WHAT THE EXERCISE ASKS ::
The answer should be an exact copy of the data.

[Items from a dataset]
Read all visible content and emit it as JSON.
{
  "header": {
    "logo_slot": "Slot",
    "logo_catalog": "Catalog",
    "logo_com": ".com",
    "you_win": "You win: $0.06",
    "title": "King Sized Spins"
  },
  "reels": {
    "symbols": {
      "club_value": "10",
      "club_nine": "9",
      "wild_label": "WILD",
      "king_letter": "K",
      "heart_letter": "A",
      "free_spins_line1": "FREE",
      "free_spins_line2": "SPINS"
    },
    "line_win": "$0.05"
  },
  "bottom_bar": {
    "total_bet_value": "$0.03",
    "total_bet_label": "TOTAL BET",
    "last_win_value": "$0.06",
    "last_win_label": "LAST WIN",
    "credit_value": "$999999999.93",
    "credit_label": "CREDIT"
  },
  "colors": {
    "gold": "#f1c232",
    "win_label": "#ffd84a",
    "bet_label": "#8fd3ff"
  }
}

TASK RESULT ::
Read all visible content and emit it as JSON.
{
  "header": {
    "logo_slot": "Slot",
    "logo_catalog": "Catalog",
    "logo_com": ".com",
    "you_win": "You win: $0.06",
    "title": "King Sized Spins"
  },
  "reels": {
    "symbols": {
      "club_value": "10",
      "club_nine": "9",
      "wild_label": "WILD",
      "king_letter": "K",
      "heart_letter": "A",
      "free_spins_line1": "FREE",
      "free_spins_line2": "SPINS"
    },
    "line_win": "$0.05"
  },
  "bottom_bar": {
    "total_bet_value": "$0.03",
    "total_bet_label": "TOTAL BET",
    "last_win_value": "$0.06",
    "last_win_label": "LAST WIN",
    "credit_value": "$999999999.93",
    "credit_label": "CREDIT"
  },
  "colors": {
    "gold": "#f1c232",
    "win_label": "#ffd84a",
    "bet_label": "#8fd3ff"
  }
}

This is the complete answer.